TASK: Would you please repeat the data that follows, exactly as it reads?

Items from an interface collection
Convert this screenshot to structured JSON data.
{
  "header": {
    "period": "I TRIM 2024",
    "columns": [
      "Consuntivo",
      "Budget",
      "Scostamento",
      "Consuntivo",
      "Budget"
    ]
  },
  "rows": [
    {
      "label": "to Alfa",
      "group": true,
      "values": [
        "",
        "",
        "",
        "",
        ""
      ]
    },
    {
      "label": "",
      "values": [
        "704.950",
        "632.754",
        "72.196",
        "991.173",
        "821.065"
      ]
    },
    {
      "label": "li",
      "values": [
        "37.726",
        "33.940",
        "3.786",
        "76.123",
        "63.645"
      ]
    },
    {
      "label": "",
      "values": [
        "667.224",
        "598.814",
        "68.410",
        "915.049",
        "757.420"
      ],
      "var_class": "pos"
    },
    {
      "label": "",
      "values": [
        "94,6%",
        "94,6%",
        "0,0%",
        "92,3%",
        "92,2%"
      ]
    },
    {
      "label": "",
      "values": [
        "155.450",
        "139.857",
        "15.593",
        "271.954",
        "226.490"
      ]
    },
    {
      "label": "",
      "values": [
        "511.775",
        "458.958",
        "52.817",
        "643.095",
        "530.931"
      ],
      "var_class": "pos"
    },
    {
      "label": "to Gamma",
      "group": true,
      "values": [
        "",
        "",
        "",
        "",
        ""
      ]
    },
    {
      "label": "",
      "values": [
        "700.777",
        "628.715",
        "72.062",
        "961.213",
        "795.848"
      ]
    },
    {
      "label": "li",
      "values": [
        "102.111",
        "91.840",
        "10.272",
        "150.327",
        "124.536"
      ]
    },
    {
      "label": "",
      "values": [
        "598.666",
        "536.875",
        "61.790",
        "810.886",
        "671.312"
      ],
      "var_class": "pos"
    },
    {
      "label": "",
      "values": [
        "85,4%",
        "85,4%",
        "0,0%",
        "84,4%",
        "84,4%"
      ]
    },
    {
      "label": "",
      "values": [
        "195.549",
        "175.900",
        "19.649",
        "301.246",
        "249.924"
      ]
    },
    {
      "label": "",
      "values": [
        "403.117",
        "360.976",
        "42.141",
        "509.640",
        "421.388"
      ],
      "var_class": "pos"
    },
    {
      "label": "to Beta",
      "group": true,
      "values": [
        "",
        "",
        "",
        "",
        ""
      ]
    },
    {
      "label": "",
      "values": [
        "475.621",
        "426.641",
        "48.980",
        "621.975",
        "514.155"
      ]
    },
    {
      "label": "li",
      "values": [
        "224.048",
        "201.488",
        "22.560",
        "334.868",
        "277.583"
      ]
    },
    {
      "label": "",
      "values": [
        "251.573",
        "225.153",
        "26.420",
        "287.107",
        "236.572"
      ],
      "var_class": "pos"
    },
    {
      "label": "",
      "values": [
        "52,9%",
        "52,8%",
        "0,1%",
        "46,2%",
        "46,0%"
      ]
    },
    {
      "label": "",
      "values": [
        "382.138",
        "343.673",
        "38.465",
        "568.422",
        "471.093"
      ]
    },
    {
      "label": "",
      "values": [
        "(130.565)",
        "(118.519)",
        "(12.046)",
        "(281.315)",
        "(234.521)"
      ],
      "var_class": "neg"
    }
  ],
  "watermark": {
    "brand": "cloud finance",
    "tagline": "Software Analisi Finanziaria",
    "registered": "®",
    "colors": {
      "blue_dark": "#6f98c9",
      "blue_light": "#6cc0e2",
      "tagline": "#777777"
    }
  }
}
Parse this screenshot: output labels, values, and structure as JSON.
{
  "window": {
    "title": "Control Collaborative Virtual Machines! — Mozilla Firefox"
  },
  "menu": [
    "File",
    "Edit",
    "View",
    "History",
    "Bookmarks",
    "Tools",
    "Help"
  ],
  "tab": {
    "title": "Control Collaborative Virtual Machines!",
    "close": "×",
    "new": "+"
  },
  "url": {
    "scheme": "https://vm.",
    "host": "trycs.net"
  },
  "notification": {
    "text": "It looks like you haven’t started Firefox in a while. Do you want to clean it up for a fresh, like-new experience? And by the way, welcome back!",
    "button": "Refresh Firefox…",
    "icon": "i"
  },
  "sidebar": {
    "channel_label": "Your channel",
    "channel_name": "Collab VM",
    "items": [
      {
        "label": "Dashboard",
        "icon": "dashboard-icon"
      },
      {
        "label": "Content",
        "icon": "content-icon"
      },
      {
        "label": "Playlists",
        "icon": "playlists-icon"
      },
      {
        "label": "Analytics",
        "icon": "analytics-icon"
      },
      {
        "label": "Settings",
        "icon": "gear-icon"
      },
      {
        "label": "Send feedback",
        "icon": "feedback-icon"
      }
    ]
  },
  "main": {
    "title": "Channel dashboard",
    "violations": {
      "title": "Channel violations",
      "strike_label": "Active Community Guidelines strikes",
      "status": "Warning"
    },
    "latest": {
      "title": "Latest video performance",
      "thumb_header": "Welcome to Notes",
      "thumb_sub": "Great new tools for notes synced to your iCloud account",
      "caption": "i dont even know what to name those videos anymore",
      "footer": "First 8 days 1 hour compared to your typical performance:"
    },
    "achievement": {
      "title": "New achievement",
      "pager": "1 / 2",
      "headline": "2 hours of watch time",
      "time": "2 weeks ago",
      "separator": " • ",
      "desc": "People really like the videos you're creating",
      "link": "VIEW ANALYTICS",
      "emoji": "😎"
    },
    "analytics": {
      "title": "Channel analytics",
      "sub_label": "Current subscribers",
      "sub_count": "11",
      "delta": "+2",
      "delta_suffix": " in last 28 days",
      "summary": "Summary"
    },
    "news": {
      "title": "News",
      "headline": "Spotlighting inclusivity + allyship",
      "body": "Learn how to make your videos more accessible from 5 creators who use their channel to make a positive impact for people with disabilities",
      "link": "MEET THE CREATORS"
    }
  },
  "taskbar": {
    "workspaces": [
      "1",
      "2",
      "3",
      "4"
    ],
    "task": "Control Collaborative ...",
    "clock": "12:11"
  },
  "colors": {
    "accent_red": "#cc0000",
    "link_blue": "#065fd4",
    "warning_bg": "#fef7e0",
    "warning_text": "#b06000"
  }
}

EXERCISE ANSWER:
Convert this screenshot to structured JSON data.
{
  "header": {
    "period": "I TRIM 2024",
    "columns": [
      "Consuntivo",
      "Budget",
      "Scostamento",
      "Consuntivo",
      "Budget"
    ]
  },
  "rows": [
    {
      "label": "to Alfa",
      "group": true,
      "values": [
        "",
        "",
        "",
        "",
        ""
      ]
    },
    {
      "label": "",
      "values": [
        "704.950",
        "632.754",
        "72.196",
        "991.173",
        "821.065"
      ]
    },
    {
      "label": "li",
      "values": [
        "37.726",
        "33.940",
        "3.786",
        "76.123",
        "63.645"
      ]
    },
    {
      "label": "",
      "values": [
        "667.224",
        "598.814",
        "68.410",
        "915.049",
        "757.420"
      ],
      "var_class": "pos"
    },
    {
      "label": "",
      "values": [
        "94,6%",
        "94,6%",
        "0,0%",
        "92,3%",
        "92,2%"
      ]
    },
    {
      "label": "",
      "values": [
        "155.450",
        "139.857",
        "15.593",
        "271.954",
        "226.490"
      ]
    },
    {
      "label": "",
      "values": [
        "511.775",
        "458.958",
        "52.817",
        "643.095",
        "530.931"
      ],
      "var_class": "pos"
    },
    {
      "label": "to Gamma",
      "group": true,
      "values": [
        "",
        "",
        "",
        "",
        ""
      ]
    },
    {
      "label": "",
      "values": [
        "700.777",
        "628.715",
        "72.062",
        "961.213",
        "795.848"
      ]
    },
    {
      "label": "li",
      "values": [
        "102.111",
        "91.840",
        "10.272",
        "150.327",
        "124.536"
      ]
    },
    {
      "label": "",
      "values": [
        "598.666",
        "536.875",
        "61.790",
        "810.886",
        "671.312"
      ],
      "var_class": "pos"
    },
    {
      "label": "",
      "values": [
        "85,4%",
        "85,4%",
        "0,0%",
        "84,4%",
        "84,4%"
      ]
    },
    {
      "label": "",
      "values": [
        "195.549",
        "175.900",
        "19.649",
        "301.246",
        "249.924"
      ]
    },
    {
      "label": "",
      "values": [
        "403.117",
        "360.976",
        "42.141",
        "509.640",
        "421.388"
      ],
      "var_class": "pos"
    },
    {
      "label": "to Beta",
      "group": true,
      "values": [
        "",
        "",
        "",
        "",
        ""
      ]
    },
    {
      "label": "",
      "values": [
        "475.621",
        "426.641",
        "48.980",
        "621.975",
        "514.155"
      ]
    },
    {
      "label": "li",
      "values": [
        "224.048",
        "201.488",
        "22.560",
        "334.868",
        "277.583"
      ]
    },
    {
      "label": "",
      "values": [
        "251.573",
        "225.153",
        "26.420",
        "287.107",
        "236.572"
      ],
      "var_class": "pos"
    },
    {
      "label": "",
      "values": [
        "52,9%",
        "52,8%",
        "0,1%",
        "46,2%",
        "46,0%"
      ]
    },
    {
      "label": "",
      "values": [
        "382.138",
        "343.673",
        "38.465",
        "568.422",
        "471.093"
      ]
    },
    {
      "label": "",
      "values": [
        "(130.565)",
        "(118.519)",
        "(12.046)",
        "(281.315)",
        "(234.521)"
      ],
      "var_class": "neg"
    }
  ],
  "watermark": {
    "brand": "cloud finance",
    "tagline": "Software Analisi Finanziaria",
    "registered": "®",
    "colors": {
      "blue_dark": "#6f98c9",
      "blue_light": "#6cc0e2",
      "tagline": "#777777"
    }
  }
}
Parse this screenshot: output labels, values, and structure as JSON.
{
  "window": {
    "title": "Control Collaborative Virtual Machines! — Mozilla Firefox"
  },
  "menu": [
    "File",
    "Edit",
    "View",
    "History",
    "Bookmarks",
    "Tools",
    "Help"
  ],
  "tab": {
    "title": "Control Collaborative Virtual Machines!",
    "close": "×",
    "new": "+"
  },
  "url": {
    "scheme": "https://vm.",
    "host": "trycs.net"
  },
  "notification": {
    "text": "It looks like you haven’t started Firefox in a while. Do you want to clean it up for a fresh, like-new experience? And by the way, welcome back!",
    "button": "Refresh Firefox…",
    "icon": "i"
  },
  "sidebar": {
    "channel_label": "Your channel",
    "channel_name": "Collab VM",
    "items": [
      {
        "label": "Dashboard",
        "icon": "dashboard-icon"
      },
      {
        "label": "Content",
        "icon": "content-icon"
      },
      {
        "label": "Playlists",
        "icon": "playlists-icon"
      },
      {
        "label": "Analytics",
        "icon": "analytics-icon"
      },
      {
        "label": "Settings",
        "icon": "gear-icon"
      },
      {
        "label": "Send feedback",
        "icon": "feedback-icon"
      }
    ]
  },
  "main": {
    "title": "Channel dashboard",
    "violations": {
      "title": "Channel violations",
      "strike_label": "Active Community Guidelines strikes",
      "status": "Warning"
    },
    "latest": {
      "title": "Latest video performance",
      "thumb_header": "Welcome to Notes",
      "thumb_sub": "Great new tools for notes synced to your iCloud account",
      "caption": "i dont even know what to name those videos anymore",
      "footer": "First 8 days 1 hour compared to your typical performance:"
    },
    "achievement": {
      "title": "New achievement",
      "pager": "1 / 2",
      "headline": "2 hours of watch time",
      "time": "2 weeks ago",
      "separator": " • ",
      "desc": "People really like the videos you're creating",
      "link": "VIEW ANALYTICS",
      "emoji": "😎"
    },
    "analytics": {
      "title": "Channel analytics",
      "sub_label": "Current subscribers",
      "sub_count": "11",
      "delta": "+2",
      "delta_suffix": " in last 28 days",
      "summary": "Summary"
    },
    "news": {
      "title": "News",
      "headline": "Spotlighting inclusivity + allyship",
      "body": "Learn how to make your videos more accessible from 5 creators who use their channel to make a positive impact for people with disabilities",
      "link": "MEET THE CREATORS"
    }
  },
  "taskbar": {
    "workspaces": [
      "1",
      "2",
      "3",
      "4"
    ],
    "task": "Control Collaborative ...",
    "clock": "12:11"
  },
  "colors": {
    "accent_red": "#cc0000",
    "link_blue": "#065fd4",
    "warning_bg": "#fef7e0",
    "warning_text": "#b06000"
  }
}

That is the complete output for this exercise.